It’s Friday evening. In the dining room there are four very noisy, very excited boys getting stuck into their sleepover fun.
Today we had our last information gathering session with Stef, our assessor. Next week she’ll have the first draft of the Form F for us to look at and comment on. It feels like we’re coming to the end of something, but I know that it is in fact the start line we’re approaching.
Safer caring is the means by which foster carers can ensure the safety and well-being of children and young people. Because the business of foster caring happens in the home of the carer, safer caring also aims to protect the well being of carers and their families.
I get back from Calais absurdly happy to see my family and determined to see this fostering thing through to its conclusion, to its beginning.
This instalment of the blog should really come with a disclaimer. Somewhere here in bold text should be words to this effect:
*The actions of this blogger in no way constitute a statutory requirement for the fostering of asylum seeking children*
The assessment is underway and we’re starting from the beginning, or as the form F calls it, the Early Years. Our assessor has sent us a list of questions as homework in preparation for her next visit this weekend.
It’s Saturday morning and the house is now (reasonably) tidy.

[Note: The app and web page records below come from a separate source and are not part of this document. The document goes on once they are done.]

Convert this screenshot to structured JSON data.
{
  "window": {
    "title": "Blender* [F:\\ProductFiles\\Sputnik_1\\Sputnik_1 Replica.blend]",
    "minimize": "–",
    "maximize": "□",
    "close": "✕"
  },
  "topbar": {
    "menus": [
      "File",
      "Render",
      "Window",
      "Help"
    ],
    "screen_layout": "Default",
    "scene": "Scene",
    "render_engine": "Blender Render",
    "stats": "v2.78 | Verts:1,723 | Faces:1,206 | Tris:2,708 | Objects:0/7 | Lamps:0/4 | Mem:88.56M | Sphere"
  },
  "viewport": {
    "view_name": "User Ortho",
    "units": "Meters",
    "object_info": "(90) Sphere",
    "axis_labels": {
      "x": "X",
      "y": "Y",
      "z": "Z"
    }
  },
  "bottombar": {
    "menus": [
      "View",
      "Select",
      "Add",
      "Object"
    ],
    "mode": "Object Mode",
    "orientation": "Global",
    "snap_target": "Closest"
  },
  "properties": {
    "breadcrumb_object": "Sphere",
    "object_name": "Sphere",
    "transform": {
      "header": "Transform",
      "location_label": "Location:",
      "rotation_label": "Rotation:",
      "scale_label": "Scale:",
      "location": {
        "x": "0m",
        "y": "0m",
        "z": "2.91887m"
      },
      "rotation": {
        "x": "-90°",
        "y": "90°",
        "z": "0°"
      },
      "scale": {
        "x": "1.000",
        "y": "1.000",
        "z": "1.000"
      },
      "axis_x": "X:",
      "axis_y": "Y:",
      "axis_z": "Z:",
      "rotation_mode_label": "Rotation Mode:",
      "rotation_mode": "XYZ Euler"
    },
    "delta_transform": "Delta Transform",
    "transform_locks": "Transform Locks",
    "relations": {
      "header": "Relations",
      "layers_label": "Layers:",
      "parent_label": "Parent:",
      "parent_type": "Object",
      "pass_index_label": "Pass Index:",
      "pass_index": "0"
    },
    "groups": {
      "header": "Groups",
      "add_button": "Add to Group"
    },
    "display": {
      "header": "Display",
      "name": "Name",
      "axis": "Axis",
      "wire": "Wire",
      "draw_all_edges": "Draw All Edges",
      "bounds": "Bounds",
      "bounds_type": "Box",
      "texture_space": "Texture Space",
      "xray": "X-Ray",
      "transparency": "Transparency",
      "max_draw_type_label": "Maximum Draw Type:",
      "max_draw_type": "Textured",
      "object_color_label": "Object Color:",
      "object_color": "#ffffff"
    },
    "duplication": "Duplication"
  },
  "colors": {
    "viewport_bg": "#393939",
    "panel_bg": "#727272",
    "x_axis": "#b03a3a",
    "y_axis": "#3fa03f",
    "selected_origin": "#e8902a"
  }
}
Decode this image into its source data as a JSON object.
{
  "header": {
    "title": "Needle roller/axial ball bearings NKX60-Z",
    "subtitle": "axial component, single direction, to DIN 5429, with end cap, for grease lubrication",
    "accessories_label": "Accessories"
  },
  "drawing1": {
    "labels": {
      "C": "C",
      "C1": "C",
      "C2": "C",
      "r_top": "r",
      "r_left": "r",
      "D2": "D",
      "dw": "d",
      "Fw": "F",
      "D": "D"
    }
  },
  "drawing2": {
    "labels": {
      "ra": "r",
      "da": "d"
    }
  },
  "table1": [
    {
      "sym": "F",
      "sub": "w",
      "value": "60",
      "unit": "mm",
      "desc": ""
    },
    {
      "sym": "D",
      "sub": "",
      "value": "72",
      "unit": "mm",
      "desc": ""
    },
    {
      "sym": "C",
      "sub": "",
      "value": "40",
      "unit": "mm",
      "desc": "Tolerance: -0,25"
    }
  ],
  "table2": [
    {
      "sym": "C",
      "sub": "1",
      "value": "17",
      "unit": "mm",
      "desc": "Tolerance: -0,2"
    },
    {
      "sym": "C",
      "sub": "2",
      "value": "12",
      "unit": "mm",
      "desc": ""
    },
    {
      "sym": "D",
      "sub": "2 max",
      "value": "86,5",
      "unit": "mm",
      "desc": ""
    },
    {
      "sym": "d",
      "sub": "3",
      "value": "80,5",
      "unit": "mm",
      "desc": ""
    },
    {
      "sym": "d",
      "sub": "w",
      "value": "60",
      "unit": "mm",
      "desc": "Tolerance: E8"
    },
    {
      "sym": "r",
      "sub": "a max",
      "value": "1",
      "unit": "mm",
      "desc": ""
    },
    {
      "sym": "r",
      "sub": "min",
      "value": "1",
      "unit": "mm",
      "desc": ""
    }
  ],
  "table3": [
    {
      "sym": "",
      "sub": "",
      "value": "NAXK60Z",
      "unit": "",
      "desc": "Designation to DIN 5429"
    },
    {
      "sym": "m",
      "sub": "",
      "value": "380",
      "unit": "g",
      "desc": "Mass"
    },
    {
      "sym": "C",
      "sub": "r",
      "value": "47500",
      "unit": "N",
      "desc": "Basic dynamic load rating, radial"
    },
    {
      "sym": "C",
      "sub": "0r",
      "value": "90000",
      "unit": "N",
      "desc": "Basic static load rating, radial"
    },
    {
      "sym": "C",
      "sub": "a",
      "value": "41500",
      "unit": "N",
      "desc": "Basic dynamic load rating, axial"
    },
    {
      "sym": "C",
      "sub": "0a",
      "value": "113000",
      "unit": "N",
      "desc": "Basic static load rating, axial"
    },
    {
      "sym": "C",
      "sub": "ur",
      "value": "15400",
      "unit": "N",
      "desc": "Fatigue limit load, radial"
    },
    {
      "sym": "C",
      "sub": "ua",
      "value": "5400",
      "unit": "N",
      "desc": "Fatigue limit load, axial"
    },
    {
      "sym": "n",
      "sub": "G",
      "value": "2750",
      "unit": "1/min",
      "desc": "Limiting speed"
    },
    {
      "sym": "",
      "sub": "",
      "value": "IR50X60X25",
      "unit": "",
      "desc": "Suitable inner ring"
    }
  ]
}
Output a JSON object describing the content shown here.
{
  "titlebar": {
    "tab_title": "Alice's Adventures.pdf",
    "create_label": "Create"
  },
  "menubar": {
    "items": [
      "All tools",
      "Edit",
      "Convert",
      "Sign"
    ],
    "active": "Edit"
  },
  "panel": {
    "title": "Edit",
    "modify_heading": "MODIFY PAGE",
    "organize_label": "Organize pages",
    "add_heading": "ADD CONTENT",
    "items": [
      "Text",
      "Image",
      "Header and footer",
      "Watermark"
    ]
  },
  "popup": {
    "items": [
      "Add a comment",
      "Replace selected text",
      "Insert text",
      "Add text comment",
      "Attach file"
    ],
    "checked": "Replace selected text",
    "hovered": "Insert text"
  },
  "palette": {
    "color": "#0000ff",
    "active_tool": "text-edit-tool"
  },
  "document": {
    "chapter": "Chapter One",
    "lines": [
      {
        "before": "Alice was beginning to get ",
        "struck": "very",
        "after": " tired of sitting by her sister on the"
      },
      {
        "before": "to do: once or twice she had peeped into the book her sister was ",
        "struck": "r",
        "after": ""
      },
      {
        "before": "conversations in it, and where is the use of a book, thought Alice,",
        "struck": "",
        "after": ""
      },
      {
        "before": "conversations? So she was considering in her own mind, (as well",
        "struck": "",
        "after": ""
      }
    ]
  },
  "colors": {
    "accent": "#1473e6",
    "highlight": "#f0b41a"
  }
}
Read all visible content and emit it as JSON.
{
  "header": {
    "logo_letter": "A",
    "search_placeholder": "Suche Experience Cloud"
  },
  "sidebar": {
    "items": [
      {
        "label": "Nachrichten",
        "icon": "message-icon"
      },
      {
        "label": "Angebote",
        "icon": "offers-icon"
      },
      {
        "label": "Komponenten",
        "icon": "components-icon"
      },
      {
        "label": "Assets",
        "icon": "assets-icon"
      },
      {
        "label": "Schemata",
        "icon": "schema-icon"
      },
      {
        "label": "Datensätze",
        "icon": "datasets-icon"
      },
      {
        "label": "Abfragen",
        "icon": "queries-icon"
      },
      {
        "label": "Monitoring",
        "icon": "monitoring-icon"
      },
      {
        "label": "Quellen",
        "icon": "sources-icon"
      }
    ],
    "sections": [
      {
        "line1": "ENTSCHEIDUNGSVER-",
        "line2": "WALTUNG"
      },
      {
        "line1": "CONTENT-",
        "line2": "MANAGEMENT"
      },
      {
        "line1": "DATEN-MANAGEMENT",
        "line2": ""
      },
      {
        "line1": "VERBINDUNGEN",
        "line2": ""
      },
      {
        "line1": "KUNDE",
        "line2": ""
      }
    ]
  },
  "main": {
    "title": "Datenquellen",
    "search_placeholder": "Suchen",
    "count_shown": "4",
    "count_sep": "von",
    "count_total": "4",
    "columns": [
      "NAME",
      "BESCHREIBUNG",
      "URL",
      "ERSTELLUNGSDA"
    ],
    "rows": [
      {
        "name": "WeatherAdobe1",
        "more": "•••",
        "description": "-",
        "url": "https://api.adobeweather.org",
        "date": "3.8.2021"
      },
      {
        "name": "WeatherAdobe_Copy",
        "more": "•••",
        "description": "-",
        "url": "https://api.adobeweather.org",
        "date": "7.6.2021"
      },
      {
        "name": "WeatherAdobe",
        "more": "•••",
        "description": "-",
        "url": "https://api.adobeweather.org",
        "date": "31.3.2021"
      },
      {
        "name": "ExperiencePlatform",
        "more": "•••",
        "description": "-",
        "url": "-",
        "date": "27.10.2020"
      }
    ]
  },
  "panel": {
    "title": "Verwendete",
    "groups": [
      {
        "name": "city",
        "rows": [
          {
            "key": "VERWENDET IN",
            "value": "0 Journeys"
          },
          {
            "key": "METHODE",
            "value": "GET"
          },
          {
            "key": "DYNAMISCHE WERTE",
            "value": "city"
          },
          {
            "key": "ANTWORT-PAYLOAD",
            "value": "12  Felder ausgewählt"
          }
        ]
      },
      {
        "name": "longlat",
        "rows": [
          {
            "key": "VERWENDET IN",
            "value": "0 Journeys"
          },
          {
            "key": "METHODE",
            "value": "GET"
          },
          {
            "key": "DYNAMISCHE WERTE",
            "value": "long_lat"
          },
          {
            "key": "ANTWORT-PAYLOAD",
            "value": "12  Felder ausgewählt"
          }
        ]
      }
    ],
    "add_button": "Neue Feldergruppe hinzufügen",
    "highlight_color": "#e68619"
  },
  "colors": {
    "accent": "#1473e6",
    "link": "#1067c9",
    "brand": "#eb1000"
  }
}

This is unusual for any day of the week but particularly for a Saturday. Today, however, is no ordinary Saturday – today is the day our assessor is coming.
My husband Jim and I first met each other at work. He always struck me as a great person to be around: intelligent, insightful and fair but with a wicked sense of humour.